- Richard N, Juntilla M, Abraha A, Demers K, Paxinos E, Galovich J, Petropoulos C, Whalen CC, Kyeyune F, Atwine D, Kityo C, Mugyenyi P, Arts EJ: High prevalence of antiretroviral resistance in treated Ugandans infected with non-subtype B human immunodeficiency virus type 1. AIDS Res Hum Retroviruses. 2004, 20: 355-364. 10.1089/088922204323048104.View ArticlePubMedGoogle Scholar
- Schouten EJ, Jahn A, Midiani D, Makombe SD, Mnthambala A, Chirwa Z, Harries AD, van Oosterhout JJ, Meguid T, Ben-Smith A, Zachariah R, Lynen L, Zolfo M, Van Damme W, Gilks CF, Atun R, Shawa M, Chimbwandira F: Prevention of mother-to-child transmission of HIV and the health-related Millennium Development Goals: time for a public health approach. Lancet. 2011, 378: 282-284. 10.1016/S0140-6736(10)62303-3.View ArticlePubMedGoogle Scholar
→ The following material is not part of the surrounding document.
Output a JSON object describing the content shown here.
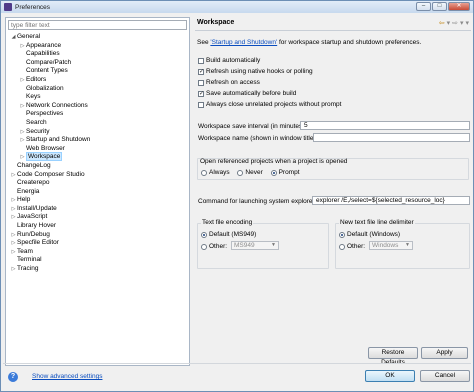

- WHO programmatic update. Use of antiretroviral drugs for treating pregnant women and preventing HIV infection in infants. 2012, Accessible though: http://www.who.int/hiv/PMTCT_update.pdf
- The pre-publication history for this paper can be accessed here:http://www.biomedcentral.com/1471-2334/13/439/prepub
This article is published under license to BioMed Central Ltd. This is an Open Access article distributed under the terms of the Creative Commons Attribution License (http://creativecommons.org/licenses/by/2.0), which permits unrestricted use, distribution, and reproduction in any medium, provided the original work is properly cited.